And now is a time when we will HAVE to be disciplined and united, in Parliament and as a Party. The two Blue Parties are now looking at us with FEAR! Yes it's true – you can tell from the increased VITRIOL of their attacks on us and on Mr Clogg in particular. And you can tell from the "lovebombing" of Liberal voters that both Mr Frown and Mr Balloon are engaged in. They realise that the cosy consensus of their tired old status quo is being challenged by a revitalised Liberal message from a revitalised Liberal Democrats.
The biggest positive from the first hundred days, thinks Mr Danny, is that we have a sense of direction.

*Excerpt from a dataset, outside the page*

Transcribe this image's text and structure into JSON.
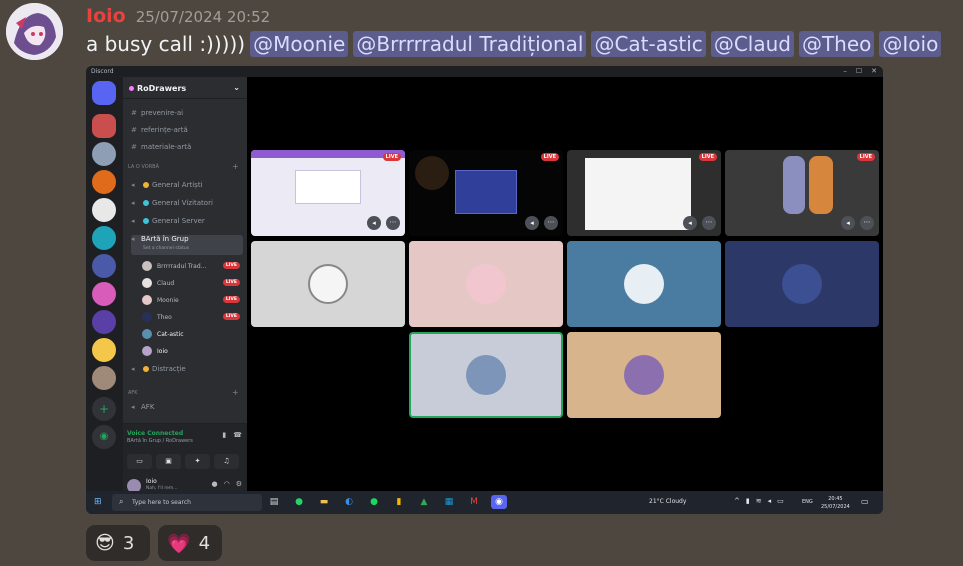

We had a really good interview with Mr Danny, he is a charming and friendly guy who is, and I mean this in a really good way, not yet turned into a total politician – ironically while this means he's still willing to admit to gaps in his knowledge or it being too early to say something, it also means that he sticks like glue to the party line. Still, gee, that IS his job. But he's not a ROBOT: he talked to us about his new daughter; he shared his Easter Eggs with us; he reminisced about watching "Star Trek" with his Dad. (And he mentioned that he somehow STILL finds time to enjoy watching "Torchwood" – I hope he reads all Daddy Richard's reviews!)
Maybe in six months or so we will come back and talk to him more about how that Pre-Manifesto and narrative worked out!
In the meantime, we have managed to raise the RANSOM demanded by Liberal Yoof ("Grand Theft Auto" for the PS3 and a crate of alcopops, since you ask) and bought back Mr Clogg. We've sent him off to campaign for the local elections, but well be interviewing him next time (fluffy feet crossed) on May 7th.
And don't forget: you CAN get involved too!